Everything changes when she meets Graeden Sinclair, the son of a wealthy merchant. Grae has traveled the world, has seen the exotic lands Arista has longed to escape to her whole life, and he loves Arista for who she is—not for what she can do for him. Being with Grae gives something Arista something precious that she swore off long ago: hope. He has promised to help Arista escape the life of crime that has claimed her since she was a child. But can you ever truly escape the past?

Janet: The lace design on the cover moves it to the kinda cool bracket, although the cover is awfully lurid. But the synopsis? Bwa ha ha! It’s like someone took a fistful of hot topics (blackmail! historical fiction! abuse! a secret life! a terrifying lady! a girl passing as a boy!attempted murder! a powerful possible-enemy-sometime-ally! a rich potential suitor! foreign travel to exotic lands!) and threw them together into a pot with a few swirls from a wooden spoon for good measure. Arista (*snort* what an aristocratic name) sounds so unfortunately passive that this cannot be anything but a melodramatic romance in the manner of Twilight (or is that Fifty Shades of Grey?). 

Nafiza: I like the bold colour and detail of the lace. I find it eyecatching and that’s what you want a bookcover to do in a bookshop (unless it makes you laugh in which case no, just…no). Anyway, the cover is fine but I’m going to agree with Janet and say that the synopsis is…well. I have questions. The first two sentences give Lady A (Arista *snerk*) all the power and then the third paragraph takes it all away. She seems to be defined by the men in her life. Bones, the Thief, Graden…and what does Graden seeing the “exotic” (I dislike that word) lands have anything to do with Arista? I mean, she hasn’t seen it…so wouldn’t that make him an object of envy rather than love? I feel like this book is the kind that will make the feminist in me roar. (How does she travel in the elite circles. The British nobility weren’t exactly known for their altruism. Yes, she can be disguised but even disguised people need invitations before being allowed inside…right?) Anyway, pass.
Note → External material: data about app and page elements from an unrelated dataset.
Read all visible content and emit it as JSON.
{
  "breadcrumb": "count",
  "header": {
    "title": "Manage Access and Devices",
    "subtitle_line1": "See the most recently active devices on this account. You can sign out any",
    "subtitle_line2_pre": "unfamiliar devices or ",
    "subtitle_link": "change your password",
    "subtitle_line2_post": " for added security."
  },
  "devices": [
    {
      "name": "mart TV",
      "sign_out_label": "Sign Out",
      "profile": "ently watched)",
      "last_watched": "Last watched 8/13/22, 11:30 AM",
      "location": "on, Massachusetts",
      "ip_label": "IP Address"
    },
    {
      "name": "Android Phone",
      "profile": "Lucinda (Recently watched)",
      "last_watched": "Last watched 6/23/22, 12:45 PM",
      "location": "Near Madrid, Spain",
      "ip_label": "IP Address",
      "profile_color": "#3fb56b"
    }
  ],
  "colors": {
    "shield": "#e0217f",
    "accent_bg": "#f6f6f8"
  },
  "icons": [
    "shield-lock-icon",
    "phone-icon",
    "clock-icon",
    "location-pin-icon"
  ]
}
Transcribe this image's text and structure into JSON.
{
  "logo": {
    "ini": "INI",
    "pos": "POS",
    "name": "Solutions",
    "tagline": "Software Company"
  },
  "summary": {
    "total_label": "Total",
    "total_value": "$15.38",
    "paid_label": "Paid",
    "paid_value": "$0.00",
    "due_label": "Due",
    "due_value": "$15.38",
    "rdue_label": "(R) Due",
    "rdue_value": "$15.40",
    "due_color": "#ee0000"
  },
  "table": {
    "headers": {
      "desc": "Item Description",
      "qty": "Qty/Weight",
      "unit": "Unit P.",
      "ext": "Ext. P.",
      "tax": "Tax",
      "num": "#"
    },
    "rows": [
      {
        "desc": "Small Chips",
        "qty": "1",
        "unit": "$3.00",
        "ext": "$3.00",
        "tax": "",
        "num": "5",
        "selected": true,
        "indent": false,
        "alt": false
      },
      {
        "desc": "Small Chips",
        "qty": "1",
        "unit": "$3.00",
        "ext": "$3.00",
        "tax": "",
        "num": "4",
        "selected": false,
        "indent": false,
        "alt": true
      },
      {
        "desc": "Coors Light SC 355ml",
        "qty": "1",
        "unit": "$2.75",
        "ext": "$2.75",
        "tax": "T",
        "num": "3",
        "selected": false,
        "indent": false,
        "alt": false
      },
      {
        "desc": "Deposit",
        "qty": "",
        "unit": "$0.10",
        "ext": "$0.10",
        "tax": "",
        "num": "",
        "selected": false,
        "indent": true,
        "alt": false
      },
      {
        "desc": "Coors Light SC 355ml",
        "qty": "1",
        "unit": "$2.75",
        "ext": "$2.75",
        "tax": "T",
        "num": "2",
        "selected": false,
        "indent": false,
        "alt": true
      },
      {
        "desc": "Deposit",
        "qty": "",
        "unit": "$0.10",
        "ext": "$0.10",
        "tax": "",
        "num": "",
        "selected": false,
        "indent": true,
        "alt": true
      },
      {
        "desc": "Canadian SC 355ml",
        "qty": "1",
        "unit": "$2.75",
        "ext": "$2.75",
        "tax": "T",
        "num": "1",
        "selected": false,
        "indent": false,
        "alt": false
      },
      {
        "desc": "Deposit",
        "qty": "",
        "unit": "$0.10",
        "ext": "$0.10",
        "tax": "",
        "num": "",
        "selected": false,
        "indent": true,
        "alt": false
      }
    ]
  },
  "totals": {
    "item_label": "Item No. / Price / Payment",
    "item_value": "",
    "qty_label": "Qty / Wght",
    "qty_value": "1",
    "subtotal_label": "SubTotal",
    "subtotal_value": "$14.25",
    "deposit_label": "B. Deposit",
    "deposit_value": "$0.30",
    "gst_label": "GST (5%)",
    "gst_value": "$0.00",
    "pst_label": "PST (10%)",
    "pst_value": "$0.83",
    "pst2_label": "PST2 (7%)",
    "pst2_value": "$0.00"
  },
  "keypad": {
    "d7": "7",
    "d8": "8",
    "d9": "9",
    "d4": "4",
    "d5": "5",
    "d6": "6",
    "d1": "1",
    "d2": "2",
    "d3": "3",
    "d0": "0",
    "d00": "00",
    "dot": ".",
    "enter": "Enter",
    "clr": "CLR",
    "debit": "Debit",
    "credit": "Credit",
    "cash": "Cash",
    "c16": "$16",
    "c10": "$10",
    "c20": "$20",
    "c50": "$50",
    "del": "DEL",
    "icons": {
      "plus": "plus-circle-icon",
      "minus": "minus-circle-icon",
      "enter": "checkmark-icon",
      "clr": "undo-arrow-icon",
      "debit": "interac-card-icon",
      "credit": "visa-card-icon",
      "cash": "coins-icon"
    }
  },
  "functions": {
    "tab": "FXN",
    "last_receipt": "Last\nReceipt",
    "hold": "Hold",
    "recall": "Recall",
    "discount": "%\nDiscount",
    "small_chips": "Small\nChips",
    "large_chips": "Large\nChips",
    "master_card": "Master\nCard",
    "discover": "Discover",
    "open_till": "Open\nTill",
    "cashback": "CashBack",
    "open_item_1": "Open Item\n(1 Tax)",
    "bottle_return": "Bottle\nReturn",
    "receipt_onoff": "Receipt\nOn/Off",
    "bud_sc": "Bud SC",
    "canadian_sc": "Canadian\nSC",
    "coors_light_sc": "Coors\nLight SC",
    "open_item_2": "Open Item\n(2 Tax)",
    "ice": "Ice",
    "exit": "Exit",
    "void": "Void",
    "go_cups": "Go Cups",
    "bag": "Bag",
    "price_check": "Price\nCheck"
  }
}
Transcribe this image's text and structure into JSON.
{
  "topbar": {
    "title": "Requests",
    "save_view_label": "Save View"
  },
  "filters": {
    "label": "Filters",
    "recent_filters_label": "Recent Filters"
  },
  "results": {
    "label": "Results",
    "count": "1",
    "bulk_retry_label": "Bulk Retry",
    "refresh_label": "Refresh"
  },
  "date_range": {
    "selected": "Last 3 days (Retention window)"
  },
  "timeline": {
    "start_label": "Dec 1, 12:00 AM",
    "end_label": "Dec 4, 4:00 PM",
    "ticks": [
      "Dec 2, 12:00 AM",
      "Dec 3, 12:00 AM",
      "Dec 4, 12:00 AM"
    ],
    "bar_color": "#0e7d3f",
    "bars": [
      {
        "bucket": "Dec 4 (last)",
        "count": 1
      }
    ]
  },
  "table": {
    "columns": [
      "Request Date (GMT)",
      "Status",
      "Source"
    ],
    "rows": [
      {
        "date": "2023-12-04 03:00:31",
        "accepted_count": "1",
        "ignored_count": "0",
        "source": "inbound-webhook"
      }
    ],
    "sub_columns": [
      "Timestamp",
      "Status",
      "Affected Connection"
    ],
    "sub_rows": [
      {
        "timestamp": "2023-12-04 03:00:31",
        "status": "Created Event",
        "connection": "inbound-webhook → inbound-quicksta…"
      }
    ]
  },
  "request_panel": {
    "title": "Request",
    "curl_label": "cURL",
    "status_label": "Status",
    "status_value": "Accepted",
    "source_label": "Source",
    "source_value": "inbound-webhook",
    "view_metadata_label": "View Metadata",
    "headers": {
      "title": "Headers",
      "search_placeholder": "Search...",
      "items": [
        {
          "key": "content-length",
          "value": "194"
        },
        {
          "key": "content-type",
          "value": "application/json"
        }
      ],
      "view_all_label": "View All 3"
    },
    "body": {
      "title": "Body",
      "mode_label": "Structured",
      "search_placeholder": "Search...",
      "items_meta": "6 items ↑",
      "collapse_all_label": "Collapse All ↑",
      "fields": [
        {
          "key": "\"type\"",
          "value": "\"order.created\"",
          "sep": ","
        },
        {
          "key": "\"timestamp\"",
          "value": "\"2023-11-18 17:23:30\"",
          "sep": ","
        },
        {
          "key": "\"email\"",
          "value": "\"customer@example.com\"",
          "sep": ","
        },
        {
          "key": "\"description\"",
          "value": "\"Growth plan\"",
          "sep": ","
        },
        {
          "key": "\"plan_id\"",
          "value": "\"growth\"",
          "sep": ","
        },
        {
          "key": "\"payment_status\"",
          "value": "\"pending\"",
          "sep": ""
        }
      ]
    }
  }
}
Yash: I. LOVE. THIS. COVER. I think it does so well with the title, the lace-y style, the colour– everything grabs at my attention. Thing is, I loved the synopsis … until “Thief Taker General” happened. Even then, I actually don’t mind a bit of romance, so I read on and … oh no. “Exotic” lands. Ew. Nope. This is why I don’t read so many classics and so many books set in Europe. If someone can please tell me truthfully that the synopsis is off and the book is quite good and subversive, I would love to pick it up.